Work item: Repeat the records. Each line must match exactly.

Data excerpts:
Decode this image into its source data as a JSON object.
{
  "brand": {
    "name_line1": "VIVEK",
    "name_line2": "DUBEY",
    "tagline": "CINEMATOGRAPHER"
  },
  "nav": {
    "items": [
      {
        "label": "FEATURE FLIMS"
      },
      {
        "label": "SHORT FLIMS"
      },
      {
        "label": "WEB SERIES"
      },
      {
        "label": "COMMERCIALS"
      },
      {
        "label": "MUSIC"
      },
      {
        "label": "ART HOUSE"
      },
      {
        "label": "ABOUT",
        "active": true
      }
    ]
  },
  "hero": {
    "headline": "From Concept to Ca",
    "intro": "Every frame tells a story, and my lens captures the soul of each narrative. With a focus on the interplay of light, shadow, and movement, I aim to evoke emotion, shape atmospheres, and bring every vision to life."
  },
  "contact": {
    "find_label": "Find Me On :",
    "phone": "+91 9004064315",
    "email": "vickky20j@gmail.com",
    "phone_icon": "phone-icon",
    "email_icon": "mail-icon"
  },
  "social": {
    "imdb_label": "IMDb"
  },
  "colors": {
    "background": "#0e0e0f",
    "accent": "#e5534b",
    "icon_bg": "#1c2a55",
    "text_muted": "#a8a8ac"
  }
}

Result below:
Decode this image into its source data as a JSON object.
{
  "brand": {
    "name_line1": "VIVEK",
    "name_line2": "DUBEY",
    "tagline": "CINEMATOGRAPHER"
  },
  "nav": {
    "items": [
      {
        "label": "FEATURE FLIMS"
      },
      {
        "label": "SHORT FLIMS"
      },
      {
        "label": "WEB SERIES"
      },
      {
        "label": "COMMERCIALS"
      },
      {
        "label": "MUSIC"
      },
      {
        "label": "ART HOUSE"
      },
      {
        "label": "ABOUT",
        "active": true
      }
    ]
  },
  "hero": {
    "headline": "From Concept to Ca",
    "intro": "Every frame tells a story, and my lens captures the soul of each narrative. With a focus on the interplay of light, shadow, and movement, I aim to evoke emotion, shape atmospheres, and bring every vision to life."
  },
  "contact": {
    "find_label": "Find Me On :",
    "phone": "+91 9004064315",
    "email": "vickky20j@gmail.com",
    "phone_icon": "phone-icon",
    "email_icon": "mail-icon"
  },
  "social": {
    "imdb_label": "IMDb"
  },
  "colors": {
    "background": "#0e0e0f",
    "accent": "#e5534b",
    "icon_bg": "#1c2a55",
    "text_muted": "#a8a8ac"
  }
}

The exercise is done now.